Data extracted from a collection:
====
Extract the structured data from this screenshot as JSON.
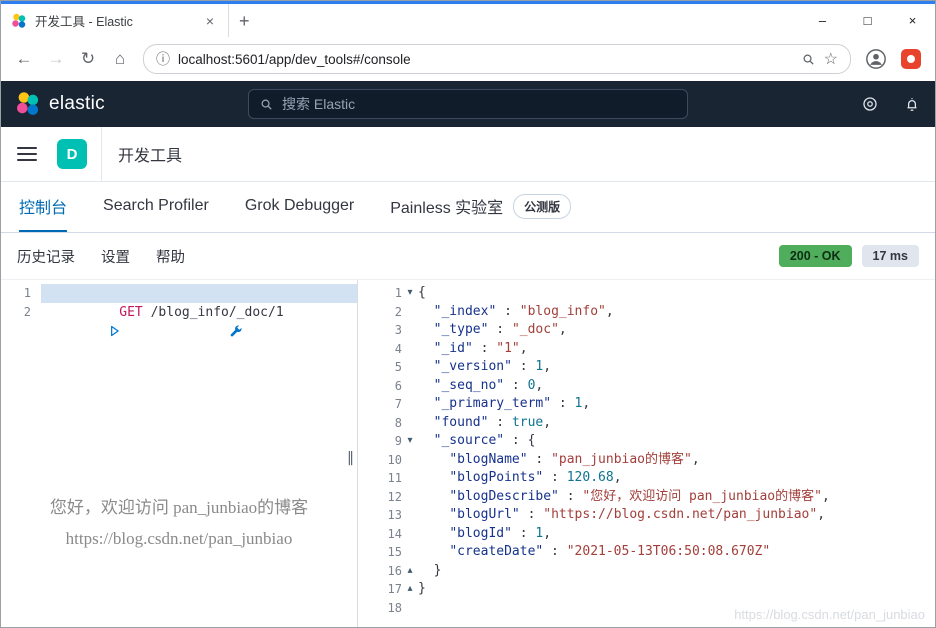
{
  "browser": {
    "tab_title": "开发工具 - Elastic",
    "url": "localhost:5601/app/dev_tools#/console",
    "glyphs": {
      "back": "←",
      "forward": "→",
      "reload": "↻",
      "home": "⌂",
      "info": "ⓘ",
      "star": "☆",
      "new_tab": "+",
      "minimize": "–",
      "maximize": "□",
      "close": "×"
    }
  },
  "app_header": {
    "brand": "elastic",
    "search_placeholder": "搜索 Elastic"
  },
  "nav": {
    "space_badge": "D",
    "page_title": "开发工具"
  },
  "tabs": [
    {
      "key": "console",
      "label": "控制台",
      "active": true
    },
    {
      "key": "search-profiler",
      "label": "Search Profiler",
      "active": false
    },
    {
      "key": "grok-debugger",
      "label": "Grok Debugger",
      "active": false
    },
    {
      "key": "painless-lab",
      "label": "Painless 实验室",
      "active": false,
      "badge": "公测版"
    }
  ],
  "toolbar": {
    "links": [
      {
        "key": "history",
        "label": "历史记录"
      },
      {
        "key": "settings",
        "label": "设置"
      },
      {
        "key": "help",
        "label": "帮助"
      }
    ],
    "status": "200 - OK",
    "time": "17 ms"
  },
  "request_editor": {
    "lines": [
      {
        "n": "1",
        "tokens": [
          [
            "m",
            "GET"
          ],
          [
            "w",
            " "
          ],
          [
            "u",
            "/blog_info/_doc/1"
          ]
        ]
      },
      {
        "n": "2",
        "tokens": []
      }
    ],
    "watermark": [
      "您好，欢迎访问 pan_junbiao的博客",
      "https://blog.csdn.net/pan_junbiao"
    ]
  },
  "response_editor": {
    "lines": [
      {
        "n": "1",
        "fold": "down",
        "tokens": [
          [
            "p",
            "{"
          ]
        ]
      },
      {
        "n": "2",
        "tokens": [
          [
            "w",
            "  "
          ],
          [
            "k",
            "\"_index\""
          ],
          [
            "p",
            " : "
          ],
          [
            "s",
            "\"blog_info\""
          ],
          [
            "p",
            ","
          ]
        ]
      },
      {
        "n": "3",
        "tokens": [
          [
            "w",
            "  "
          ],
          [
            "k",
            "\"_type\""
          ],
          [
            "p",
            " : "
          ],
          [
            "s",
            "\"_doc\""
          ],
          [
            "p",
            ","
          ]
        ]
      },
      {
        "n": "4",
        "tokens": [
          [
            "w",
            "  "
          ],
          [
            "k",
            "\"_id\""
          ],
          [
            "p",
            " : "
          ],
          [
            "s",
            "\"1\""
          ],
          [
            "p",
            ","
          ]
        ]
      },
      {
        "n": "5",
        "tokens": [
          [
            "w",
            "  "
          ],
          [
            "k",
            "\"_version\""
          ],
          [
            "p",
            " : "
          ],
          [
            "n",
            "1"
          ],
          [
            "p",
            ","
          ]
        ]
      },
      {
        "n": "6",
        "tokens": [
          [
            "w",
            "  "
          ],
          [
            "k",
            "\"_seq_no\""
          ],
          [
            "p",
            " : "
          ],
          [
            "n",
            "0"
          ],
          [
            "p",
            ","
          ]
        ]
      },
      {
        "n": "7",
        "tokens": [
          [
            "w",
            "  "
          ],
          [
            "k",
            "\"_primary_term\""
          ],
          [
            "p",
            " : "
          ],
          [
            "n",
            "1"
          ],
          [
            "p",
            ","
          ]
        ]
      },
      {
        "n": "8",
        "tokens": [
          [
            "w",
            "  "
          ],
          [
            "k",
            "\"found\""
          ],
          [
            "p",
            " : "
          ],
          [
            "b",
            "true"
          ],
          [
            "p",
            ","
          ]
        ]
      },
      {
        "n": "9",
        "fold": "down",
        "tokens": [
          [
            "w",
            "  "
          ],
          [
            "k",
            "\"_source\""
          ],
          [
            "p",
            " : {"
          ]
        ]
      },
      {
        "n": "10",
        "tokens": [
          [
            "w",
            "    "
          ],
          [
            "k",
            "\"blogName\""
          ],
          [
            "p",
            " : "
          ],
          [
            "s",
            "\"pan_junbiao的博客\""
          ],
          [
            "p",
            ","
          ]
        ]
      },
      {
        "n": "11",
        "tokens": [
          [
            "w",
            "    "
          ],
          [
            "k",
            "\"blogPoints\""
          ],
          [
            "p",
            " : "
          ],
          [
            "n",
            "120.68"
          ],
          [
            "p",
            ","
          ]
        ]
      },
      {
        "n": "12",
        "tokens": [
          [
            "w",
            "    "
          ],
          [
            "k",
            "\"blogDescribe\""
          ],
          [
            "p",
            " : "
          ],
          [
            "s",
            "\"您好，欢迎访问 pan_junbiao的博客\""
          ],
          [
            "p",
            ","
          ]
        ]
      },
      {
        "n": "13",
        "tokens": [
          [
            "w",
            "    "
          ],
          [
            "k",
            "\"blogUrl\""
          ],
          [
            "p",
            " : "
          ],
          [
            "s",
            "\"https://blog.csdn.net/pan_junbiao\""
          ],
          [
            "p",
            ","
          ]
        ]
      },
      {
        "n": "14",
        "tokens": [
          [
            "w",
            "    "
          ],
          [
            "k",
            "\"blogId\""
          ],
          [
            "p",
            " : "
          ],
          [
            "n",
            "1"
          ],
          [
            "p",
            ","
          ]
        ]
      },
      {
        "n": "15",
        "tokens": [
          [
            "w",
            "    "
          ],
          [
            "k",
            "\"createDate\""
          ],
          [
            "p",
            " : "
          ],
          [
            "s",
            "\"2021-05-13T06:50:08.670Z\""
          ]
        ]
      },
      {
        "n": "16",
        "fold": "up",
        "tokens": [
          [
            "w",
            "  "
          ],
          [
            "p",
            "}"
          ]
        ]
      },
      {
        "n": "17",
        "fold": "up",
        "tokens": [
          [
            "p",
            "}"
          ]
        ]
      },
      {
        "n": "18",
        "tokens": []
      }
    ]
  },
  "corner_watermark": "https://blog.csdn.net/pan_junbiao",
  "colors": {
    "accent": "#006bb4",
    "success_badge": "#4fad5b",
    "header_bg": "#1a2533",
    "space_badge": "#00bfb3",
    "selection": "#d2e2f3",
    "method": "#c2185b"
  }
}
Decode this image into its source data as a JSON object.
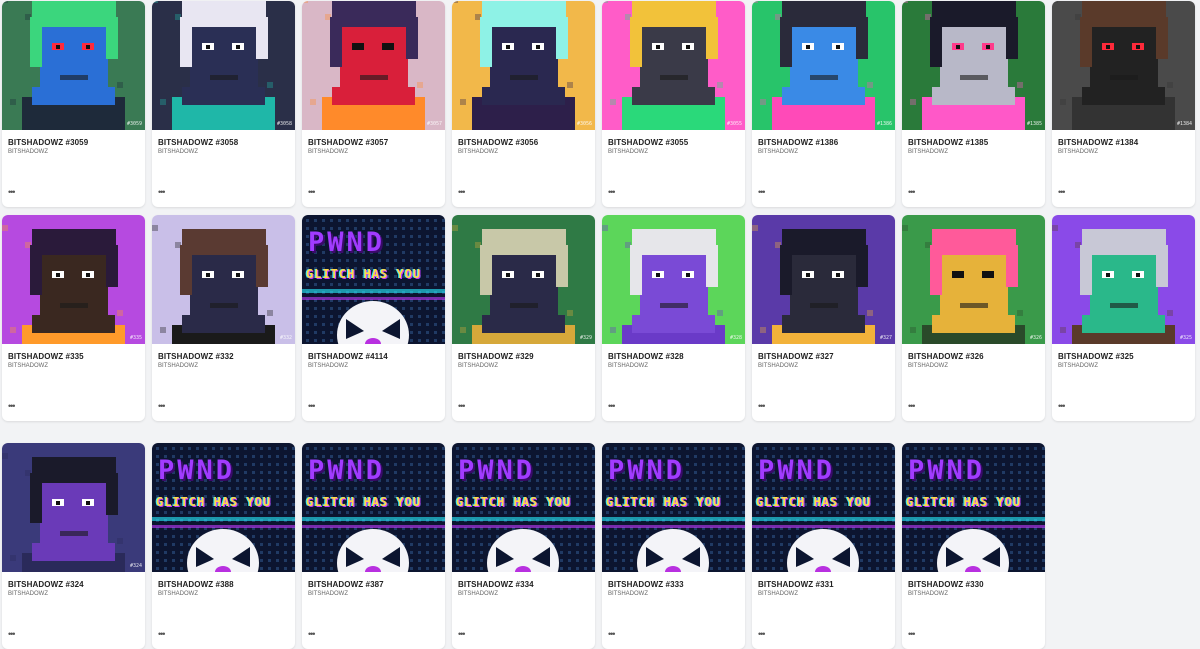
{
  "collection_name": "BITSHADOWZ",
  "more_label": "•••",
  "pwnd_text": "PWND",
  "pwnd_subtext": "GLITCH HAS YOU",
  "cards": [
    {
      "title": "BITSHADOWZ #3059",
      "badge": "#3059",
      "variant": "character",
      "bg": "#3a7a54",
      "hair": "#3bd67d",
      "skin": "#2a6fd6",
      "eyes": "#ff2a3a",
      "accent": "#1e2a3a"
    },
    {
      "title": "BITSHADOWZ #3058",
      "badge": "#3058",
      "variant": "character",
      "bg": "#2a2f48",
      "hair": "#e8e6f2",
      "skin": "#2a2f55",
      "eyes": "#ffffff",
      "accent": "#1fb7a8"
    },
    {
      "title": "BITSHADOWZ #3057",
      "badge": "#3057",
      "variant": "character",
      "bg": "#d9b7c6",
      "hair": "#3a2a5a",
      "skin": "#d91f3a",
      "eyes": "#111111",
      "accent": "#ff8a2a"
    },
    {
      "title": "BITSHADOWZ #3056",
      "badge": "#3056",
      "variant": "character",
      "bg": "#f2b84a",
      "hair": "#8ef2e6",
      "skin": "#2a2850",
      "eyes": "#ffffff",
      "accent": "#2d1f4a"
    },
    {
      "title": "BITSHADOWZ #3055",
      "badge": "#3055",
      "variant": "character",
      "bg": "#ff5cc8",
      "hair": "#f2c23a",
      "skin": "#3a3a48",
      "eyes": "#ffffff",
      "accent": "#2ad97a"
    },
    {
      "title": "BITSHADOWZ #1386",
      "badge": "#1386",
      "variant": "character",
      "bg": "#28c46a",
      "hair": "#2a2a3a",
      "skin": "#3a8ae6",
      "eyes": "#ffffff",
      "accent": "#ff4ab8"
    },
    {
      "title": "BITSHADOWZ #1385",
      "badge": "#1385",
      "variant": "character",
      "bg": "#2a7a3a",
      "hair": "#1a1a2a",
      "skin": "#b8b8c8",
      "eyes": "#ff3a8a",
      "accent": "#ff58c8"
    },
    {
      "title": "BITSHADOWZ #1384",
      "badge": "#1384",
      "variant": "character",
      "bg": "#4a4a4a",
      "hair": "#5a3a2a",
      "skin": "#222222",
      "eyes": "#ff2a3a",
      "accent": "#333333"
    },
    {
      "title": "BITSHADOWZ #335",
      "badge": "#335",
      "variant": "character",
      "bg": "#b64ae0",
      "hair": "#2a1a3a",
      "skin": "#3a2820",
      "eyes": "#ffffff",
      "accent": "#ff9a2a"
    },
    {
      "title": "BITSHADOWZ #332",
      "badge": "#332",
      "variant": "character",
      "bg": "#c9bfe8",
      "hair": "#5a3a32",
      "skin": "#2a2a48",
      "eyes": "#ffffff",
      "accent": "#1a1a1a"
    },
    {
      "title": "BITSHADOWZ #4114",
      "badge": "",
      "variant": "pwnd"
    },
    {
      "title": "BITSHADOWZ #329",
      "badge": "#329",
      "variant": "character",
      "bg": "#2f7a45",
      "hair": "#c8c8a8",
      "skin": "#2a2a48",
      "eyes": "#ffffff",
      "accent": "#d6a83a"
    },
    {
      "title": "BITSHADOWZ #328",
      "badge": "#328",
      "variant": "character",
      "bg": "#5cd65a",
      "hair": "#e6e6ea",
      "skin": "#7a4ad6",
      "eyes": "#ffffff",
      "accent": "#6a3ac8"
    },
    {
      "title": "BITSHADOWZ #327",
      "badge": "#327",
      "variant": "character",
      "bg": "#5a3aa8",
      "hair": "#1a1a2a",
      "skin": "#2a2a3a",
      "eyes": "#ffffff",
      "accent": "#f2b23a"
    },
    {
      "title": "BITSHADOWZ #326",
      "badge": "#326",
      "variant": "character",
      "bg": "#3a9a4a",
      "hair": "#ff5a9a",
      "skin": "#e6b23a",
      "eyes": "#111111",
      "accent": "#2a4a2a"
    },
    {
      "title": "BITSHADOWZ #325",
      "badge": "#325",
      "variant": "character",
      "bg": "#8a4ae8",
      "hair": "#c8c8d6",
      "skin": "#2ab88a",
      "eyes": "#ffffff",
      "accent": "#5a3a2a"
    },
    {
      "title": "BITSHADOWZ #324",
      "badge": "#324",
      "variant": "character",
      "bg": "#3a3a7a",
      "hair": "#1a1a2a",
      "skin": "#6a3ab8",
      "eyes": "#ffffff",
      "accent": "#2a2a5a"
    },
    {
      "title": "BITSHADOWZ #388",
      "badge": "",
      "variant": "pwnd"
    },
    {
      "title": "BITSHADOWZ #387",
      "badge": "",
      "variant": "pwnd"
    },
    {
      "title": "BITSHADOWZ #334",
      "badge": "",
      "variant": "pwnd"
    },
    {
      "title": "BITSHADOWZ #333",
      "badge": "",
      "variant": "pwnd"
    },
    {
      "title": "BITSHADOWZ #331",
      "badge": "",
      "variant": "pwnd"
    },
    {
      "title": "BITSHADOWZ #330",
      "badge": "",
      "variant": "pwnd"
    }
  ]
}
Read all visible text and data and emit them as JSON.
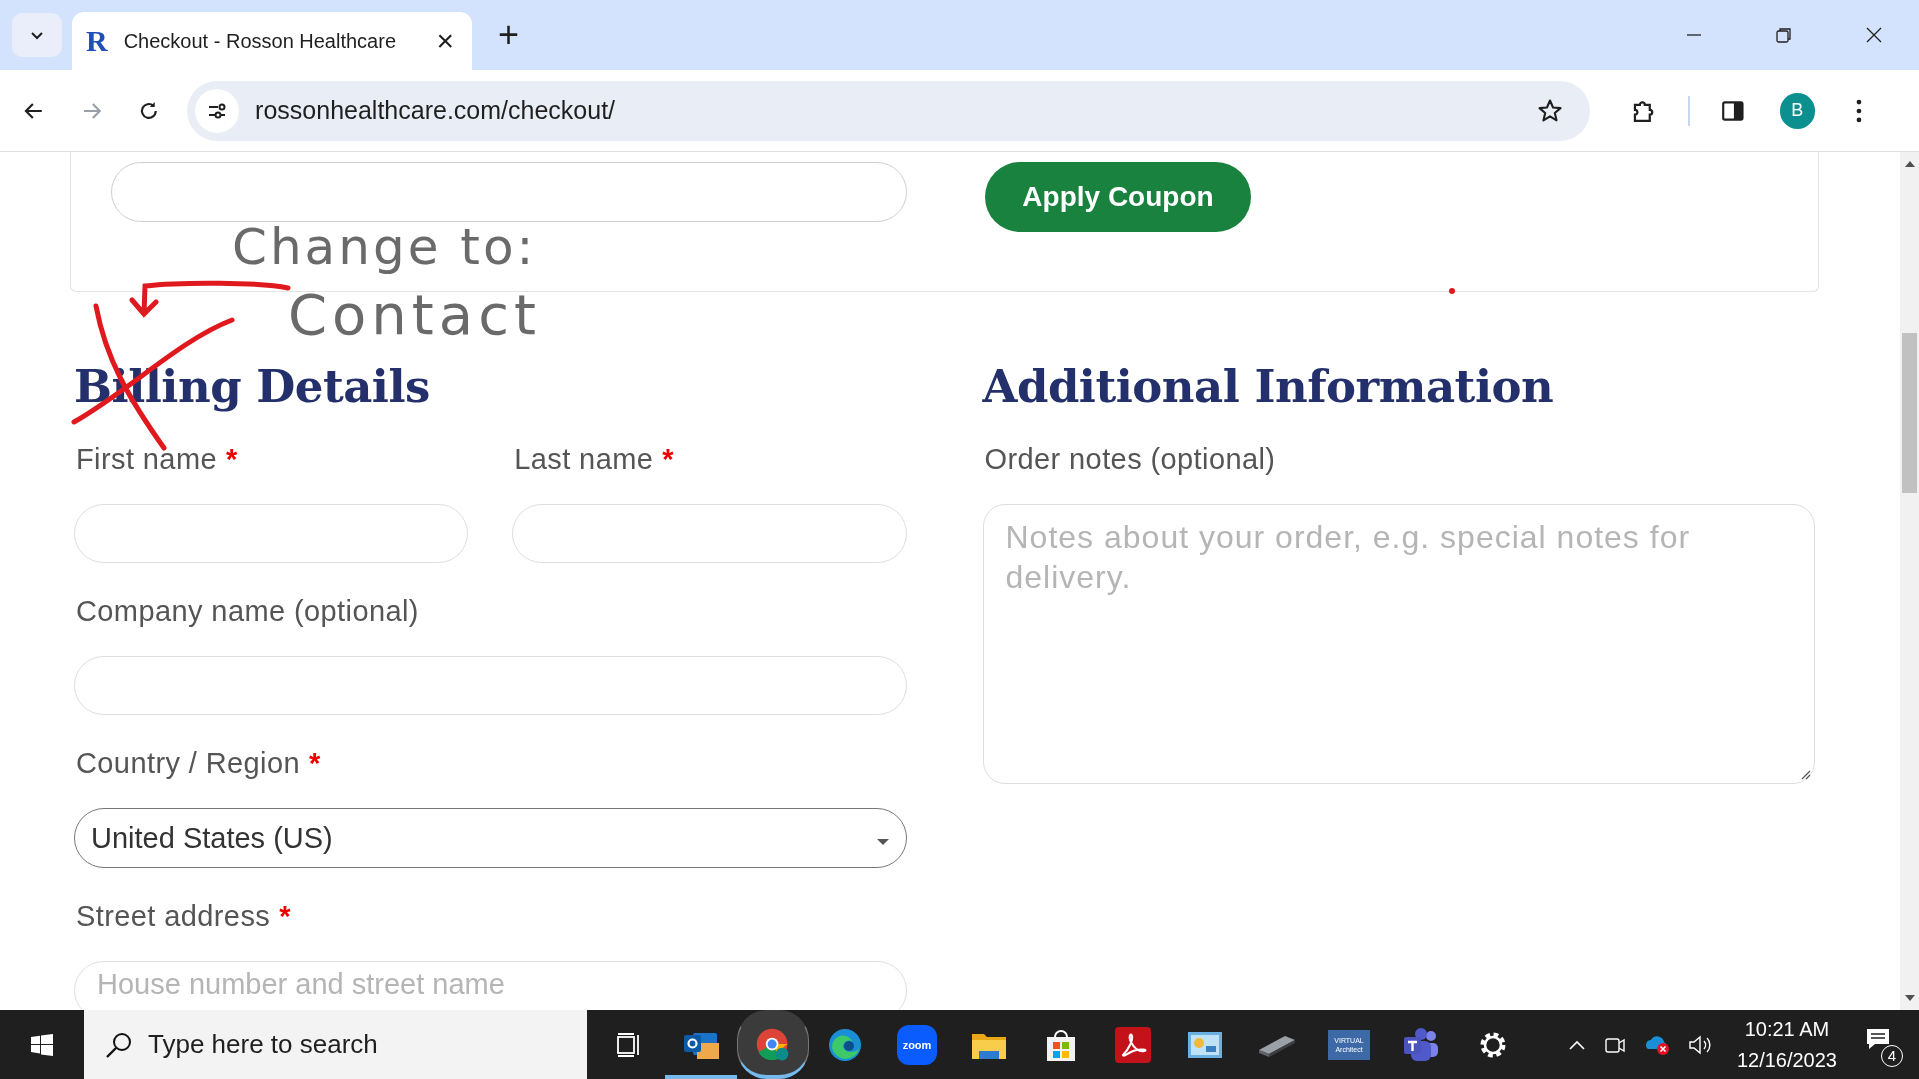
{
  "browser": {
    "favicon": "R",
    "tab_title": "Checkout - Rosson Healthcare",
    "close": "×",
    "new_tab": "+",
    "address": "rossonhealthcare.com/checkout/",
    "profile": "B"
  },
  "coupon": {
    "button": "Apply Coupon"
  },
  "annotation": {
    "lines": [
      "Change to:",
      "Contact"
    ]
  },
  "billing": {
    "heading": "Billing Details",
    "rows": [
      [
        {
          "label": "First name",
          "marker": "*",
          "kind": "input"
        },
        {
          "label": "Last name",
          "marker": "*",
          "kind": "input"
        }
      ],
      [
        {
          "label": "Company name (optional)",
          "kind": "input"
        }
      ],
      [
        {
          "label": "Country / Region",
          "marker": "*",
          "kind": "select",
          "value": "United States (US)"
        }
      ],
      [
        {
          "label": "Street address",
          "marker": "*",
          "kind": "input",
          "placeholder": "House number and street name"
        }
      ]
    ]
  },
  "additional": {
    "heading": "Additional Information",
    "label": "Order notes (optional)",
    "placeholder": "Notes about your order, e.g. special notes for delivery."
  },
  "taskbar": {
    "search_placeholder": "Type here to search",
    "apps": [
      {
        "kind": "task-view",
        "running": false,
        "selected": false
      },
      {
        "kind": "mail",
        "running": true,
        "selected": false
      },
      {
        "kind": "chrome",
        "running": true,
        "selected": true
      },
      {
        "kind": "edge",
        "running": false,
        "selected": false
      },
      {
        "kind": "zoom",
        "label": "zoom",
        "running": false,
        "selected": false
      },
      {
        "kind": "folder",
        "running": false,
        "selected": false
      },
      {
        "kind": "store",
        "running": false,
        "selected": false
      },
      {
        "kind": "pdf",
        "running": false,
        "selected": false
      },
      {
        "kind": "panel",
        "running": false,
        "selected": false
      },
      {
        "kind": "scanner",
        "running": false,
        "selected": false
      },
      {
        "kind": "architect",
        "label": "VIRTUAL Architect",
        "running": false,
        "selected": false
      },
      {
        "kind": "teams",
        "running": false,
        "selected": false
      },
      {
        "kind": "gear",
        "running": false,
        "selected": false
      }
    ],
    "time": "10:21 AM",
    "date": "12/16/2023",
    "notifications": "4"
  }
}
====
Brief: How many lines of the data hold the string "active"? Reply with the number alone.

Task output: 4